UNMISSABLE BOOKS PREVIEW
Clear some shelf space! Jonathan Wright looks ahead to 10 of next year’s hottest novels
He was rubbish at finishing projects, but Douglas Adams was rarely stumped for ideas. Based on newly discovered material in the Adams archive, James Goss works up a tale in which the Doctor promises to take Romana to the end of the universe. As the title hints, cricket is involved in a tale that certainly has familiar elements if you’re a Hitchhikers fan.
bloomsbury children’s books
Reading YA books after her youngest child was born, Irish resident and South African émigré Watson realised she wanted to write her own YA fantasy. The Wren Hunt, the tale of Wren Silke, a girl caught between two ancient magics, is the result. With Bloomsbury’s track record, we suspect this may find an adult audience along the way, too.
is receiving rave pre-publication reviews. It’s the first volume in a fantasy trilogy that draws on Mughal Empire history, the Sunni-Shia conflict, and both Persian and Indian folklore. Expect a tale of djinns and spirits seen through the eyes of a human con artist. Chakraborty herself is a history buff based in Queens, New York.
Still mining the rich vein of high-concept ideas that have taken her slipstream fiction to the mainstream with the likes of The First Fifteen
Lives Of Harry August, Touch and The Sudden Appearance Of Hope, North imagines a dystopian world where any crime can be committed without punishment – so long as you have the means to pay a fee. But what will assessor Theo, who works in the Criminal Audit Office, do when his ex-lover is murdered?
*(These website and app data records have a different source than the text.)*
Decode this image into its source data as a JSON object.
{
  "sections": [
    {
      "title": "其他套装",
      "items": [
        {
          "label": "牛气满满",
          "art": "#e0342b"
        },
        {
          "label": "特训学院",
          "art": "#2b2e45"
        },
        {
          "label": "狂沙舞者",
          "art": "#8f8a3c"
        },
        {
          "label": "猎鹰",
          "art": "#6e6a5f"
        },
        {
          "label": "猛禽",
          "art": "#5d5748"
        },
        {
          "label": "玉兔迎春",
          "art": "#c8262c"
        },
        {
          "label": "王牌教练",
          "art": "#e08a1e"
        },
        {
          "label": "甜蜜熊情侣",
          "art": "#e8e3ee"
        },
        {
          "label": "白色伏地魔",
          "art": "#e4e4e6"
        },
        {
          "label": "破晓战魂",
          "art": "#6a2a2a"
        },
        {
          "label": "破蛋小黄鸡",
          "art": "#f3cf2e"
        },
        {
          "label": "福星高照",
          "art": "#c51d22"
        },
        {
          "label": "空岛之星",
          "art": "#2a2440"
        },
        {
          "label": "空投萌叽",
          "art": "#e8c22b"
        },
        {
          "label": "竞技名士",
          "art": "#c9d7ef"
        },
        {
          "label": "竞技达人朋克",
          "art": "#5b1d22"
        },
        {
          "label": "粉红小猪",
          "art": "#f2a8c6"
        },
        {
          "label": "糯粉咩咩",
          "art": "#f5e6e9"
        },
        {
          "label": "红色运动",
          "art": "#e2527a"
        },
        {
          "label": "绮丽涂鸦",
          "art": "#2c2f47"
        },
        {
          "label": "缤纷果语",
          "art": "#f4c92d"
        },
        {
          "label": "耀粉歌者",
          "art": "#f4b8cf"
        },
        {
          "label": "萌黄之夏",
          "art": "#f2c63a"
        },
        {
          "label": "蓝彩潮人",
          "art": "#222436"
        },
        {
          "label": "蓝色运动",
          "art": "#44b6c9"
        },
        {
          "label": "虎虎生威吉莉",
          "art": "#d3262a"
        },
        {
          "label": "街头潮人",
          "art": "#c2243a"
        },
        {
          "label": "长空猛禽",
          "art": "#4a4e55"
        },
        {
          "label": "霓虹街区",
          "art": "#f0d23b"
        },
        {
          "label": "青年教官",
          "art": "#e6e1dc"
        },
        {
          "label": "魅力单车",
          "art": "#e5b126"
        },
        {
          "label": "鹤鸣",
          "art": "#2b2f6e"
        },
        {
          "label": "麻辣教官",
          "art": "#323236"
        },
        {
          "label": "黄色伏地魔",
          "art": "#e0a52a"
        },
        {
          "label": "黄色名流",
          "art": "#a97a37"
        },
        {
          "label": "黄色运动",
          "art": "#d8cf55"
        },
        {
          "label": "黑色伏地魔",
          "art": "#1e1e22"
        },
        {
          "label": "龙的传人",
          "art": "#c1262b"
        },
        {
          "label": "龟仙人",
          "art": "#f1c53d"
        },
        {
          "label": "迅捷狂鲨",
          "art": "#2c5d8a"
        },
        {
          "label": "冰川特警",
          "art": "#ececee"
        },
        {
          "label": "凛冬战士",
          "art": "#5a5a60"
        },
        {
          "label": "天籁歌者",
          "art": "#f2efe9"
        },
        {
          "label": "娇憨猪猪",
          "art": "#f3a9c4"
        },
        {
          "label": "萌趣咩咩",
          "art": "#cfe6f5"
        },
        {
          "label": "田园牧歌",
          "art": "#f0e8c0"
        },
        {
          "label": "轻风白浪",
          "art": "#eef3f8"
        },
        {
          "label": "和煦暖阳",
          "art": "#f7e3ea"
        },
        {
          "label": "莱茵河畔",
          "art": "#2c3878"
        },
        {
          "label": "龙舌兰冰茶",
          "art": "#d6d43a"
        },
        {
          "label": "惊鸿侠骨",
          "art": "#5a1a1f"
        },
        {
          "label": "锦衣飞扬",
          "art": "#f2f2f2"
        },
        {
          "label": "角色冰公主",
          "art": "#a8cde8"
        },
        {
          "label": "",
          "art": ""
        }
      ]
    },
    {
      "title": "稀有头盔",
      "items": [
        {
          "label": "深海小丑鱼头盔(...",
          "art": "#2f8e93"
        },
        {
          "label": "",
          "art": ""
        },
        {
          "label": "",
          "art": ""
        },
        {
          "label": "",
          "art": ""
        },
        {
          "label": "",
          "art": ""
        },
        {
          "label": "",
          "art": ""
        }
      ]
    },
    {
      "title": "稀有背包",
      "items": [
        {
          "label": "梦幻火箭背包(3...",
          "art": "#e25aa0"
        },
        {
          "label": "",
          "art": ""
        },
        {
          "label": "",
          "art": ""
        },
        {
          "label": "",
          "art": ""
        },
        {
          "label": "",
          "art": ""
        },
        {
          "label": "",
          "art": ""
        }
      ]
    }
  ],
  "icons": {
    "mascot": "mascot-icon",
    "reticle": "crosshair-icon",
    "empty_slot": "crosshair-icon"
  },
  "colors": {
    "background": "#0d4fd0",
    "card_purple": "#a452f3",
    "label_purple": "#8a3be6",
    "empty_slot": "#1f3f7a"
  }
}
It’s been more than a decade since we heard from Levy, one of the most original yet mystifyingly underappreciated voices in Brit SF. His new novel is set in a future where humanity has colonised space, but nevertheless remains connected via the “AfterLife”. On the planet Bleak, a policeman is murdered, leading a writer, Raisa, to a story spanning centuries of corruption.
Jo Fletcher books
Hustle meets Firefly. Yes, that’s a hell of an elevator pitch that will take some living up to. Still, editor and Fletcher books supremo Jo was the person who published Alastair Reynolds over at Gollancz back in the day, so if she’s choosing Warwickbased Dulley’s debut as her imprint’s first space opera, we’re in. Expect a space grifter, a ship that’s seen better days and lots of adventure.
It’s 1938 and the British Empire encompasses Summerland, a metropolis for the recently deceased. But power in the afterlife is being contested via Soviet infiltration, which sets a pretty problem for SIS agent Rachel White: how do you catch a dead man? Rajaniemi’s follow-up to his Quantum Thief trilogy should further establish him as one of SF’s leading lights.
hodder & stoughton
The third standalone offering in the Wayfarers series finds those aboard the generational Exodus Fleet, descended from humans who left Earth, asking difficult questions of the what’s-it-all-about? variety. Thank heavens Chambers’ Kickstarter campaign to get her debut published succeeded back in 2014 because her melding of sociological SF and space opera stories set in the Galactic Commons makes for spellbinding fiction.
The big beast of Brit space opera returns with a trilogy set in a new fictional universe. The set-up alone makes us want to know more: in 2204, an abandoned alien spaceship is located in an uninhabited star system 90 light years from Earth. Mysteriously, it carries humans held in suspension. A team is sent to investigate. We doubt this will end well.
head oF zeus
In 1967, four female scientists, dubbed the pioneers, invent a time machine in Cumbria. Fast-forward to 2016 and Ruby Rebello’s gran doesn’t talk much about her work back then. Then Ruby receives a newspaper clipping from the future, which reports the murder of an elderly lady – could it be Ruby’s Granny B? A slipstream debut that looks hugely intriguing.